The orphans are resistance fighters in the revolution. The orphans are kids. For months they've helped political prisoners escape to the north. Their efforts earned them the name'The Army of Orphans'.As the war escalates, the Orphans find themselves on missions that get more dangerous by the day.*** The place-Pervaiske, Ekrunia, Eastern Europe. Alex Krisko, his little brother, Anton, and five of their fellow orphans escaped the Luhansk Boarding School for Orphaned and Abandoned Children more than a year ago. They created a home and a family in the cellar of a bombed out suburban ruin left over from the People's Revolution more than thirty years ago. The time-2048. Nothing has changed in the last thirty years. The country is poor in spite of its wealth of natural resources. The people are oppressed. They revolt.
About the Author
F.B. Veneziano attended Post University, in Connecticut where she majored in Accounting, with a minor in Human Relations.
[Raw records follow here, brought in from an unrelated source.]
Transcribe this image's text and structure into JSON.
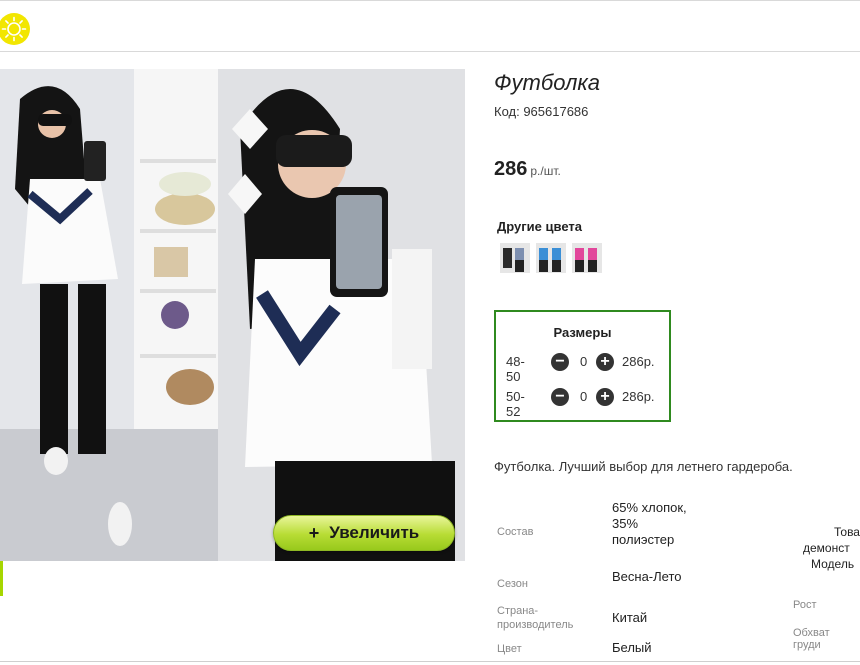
{
  "product": {
    "title": "Футболка",
    "code": "Код: 965617686",
    "price_value": "286",
    "price_unit": "р./шт.",
    "zoom_label": "Увеличить",
    "zoom_plus": "+",
    "other_colors_title": "Другие цвета",
    "sizes_title": "Размеры",
    "sizes": [
      {
        "label": "48-50",
        "qty": "0",
        "price": "286р."
      },
      {
        "label": "50-52",
        "qty": "0",
        "price": "286р."
      }
    ],
    "description": "Футболка. Лучший выбор для летнего гардероба.",
    "specs": [
      {
        "key": "Состав",
        "value": "65% хлопок, 35% полиэстер"
      },
      {
        "key": "Сезон",
        "value": "Весна-Лето"
      },
      {
        "key": "Страна-производитель",
        "value": "Китай"
      },
      {
        "key": "Цвет",
        "value": "Белый"
      }
    ],
    "right_text": [
      "Това",
      "демонст",
      "Модель"
    ],
    "right_specs": [
      "Рост",
      "Обхват груди"
    ]
  },
  "icons": {
    "logo": "sun-icon",
    "minus": "minus-icon",
    "plus": "plus-icon"
  },
  "colors": {
    "accent_green": "#2f8a1f",
    "button_green": "#b7dc34",
    "logo_yellow": "#f2e600"
  },
  "swatch_colors": [
    "#7d8fb0",
    "#3b8fd6",
    "#e2469b"
  ]
}
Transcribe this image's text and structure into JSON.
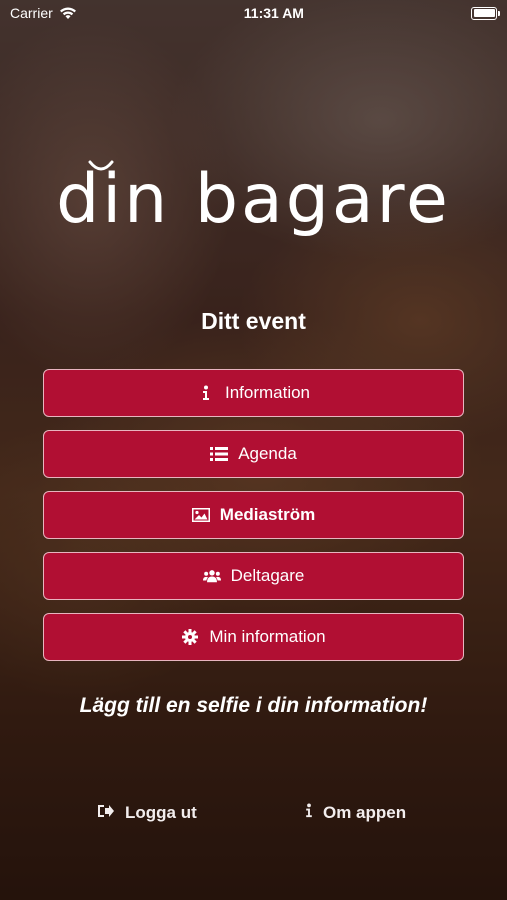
{
  "status_bar": {
    "carrier": "Carrier",
    "time": "11:31 AM"
  },
  "logo": {
    "text": "din bagare"
  },
  "event_title": "Ditt event",
  "menu": [
    {
      "label": "Information",
      "icon": "info-icon"
    },
    {
      "label": "Agenda",
      "icon": "list-icon"
    },
    {
      "label": "Mediaström",
      "icon": "image-icon"
    },
    {
      "label": "Deltagare",
      "icon": "users-icon"
    },
    {
      "label": "Min information",
      "icon": "gear-icon"
    }
  ],
  "selfie_prompt": "Lägg till en selfie i din information!",
  "footer": {
    "logout_label": "Logga ut",
    "about_label": "Om appen"
  },
  "colors": {
    "button_bg": "#b10f33",
    "button_border": "#e8b4bf",
    "text": "#ffffff"
  }
}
She went on to work in both fields, eventually settling into teaching!!?? She began her career in Early Education when her youngest was in preschool, at which time, she returned to school, attending Indian River State College (IRSC), in Florida, where she received her FCCPC accreditation in Early Childhood Education. She has been married to her husband, Paul, for 32 years, and they have 2 daughters and a son. She is a resident of Vero Beach, Florida. She began writing when her youngest was born. She didn't pursue it seriously until a year ago when The Army of Orphans: The Beginning was published.
Most Helpful Customer Reviews
Retaking Pervaiske: The Army of Orphans Book II based on 0 ratings. 1 reviews.
I loved the first YA book in the “Army of Orphans” series and “The Retaking Pervaiske” takes over where it ended. It follows the plight of the Krisko siblings Alex, Anton, Irina and their army of orphans living in an abandoned underground shelter. It’s eastern Europe and thirty years into the future. The country is at war with itself and they are part of the rebel rebellion. There’s plenty of action with the small band being sent on missions with very real consequences--as the government repression strengthens. More relationships are developed as well as revisiting characters from the first book. My heart can’t help but go out to these brave young adults and children fighting for what they believe in. Although, you could read this as a stand-alone, with the very detailed recap at the beginning, I suggest you read the books in order. I liked how the story starts off with a glimpse into what was coming and then going back to find out how they got there. This kept me reading late into the night, with the only thing slightly slowing me down was the recap of the last book. The ending was sudden, and my first thought was: “no, it can’t end like this!” I eagerly await the third book to find out what happens next to this army of amazing orphans, because I can’t help but love them! I recommend this for young adults and adults, too.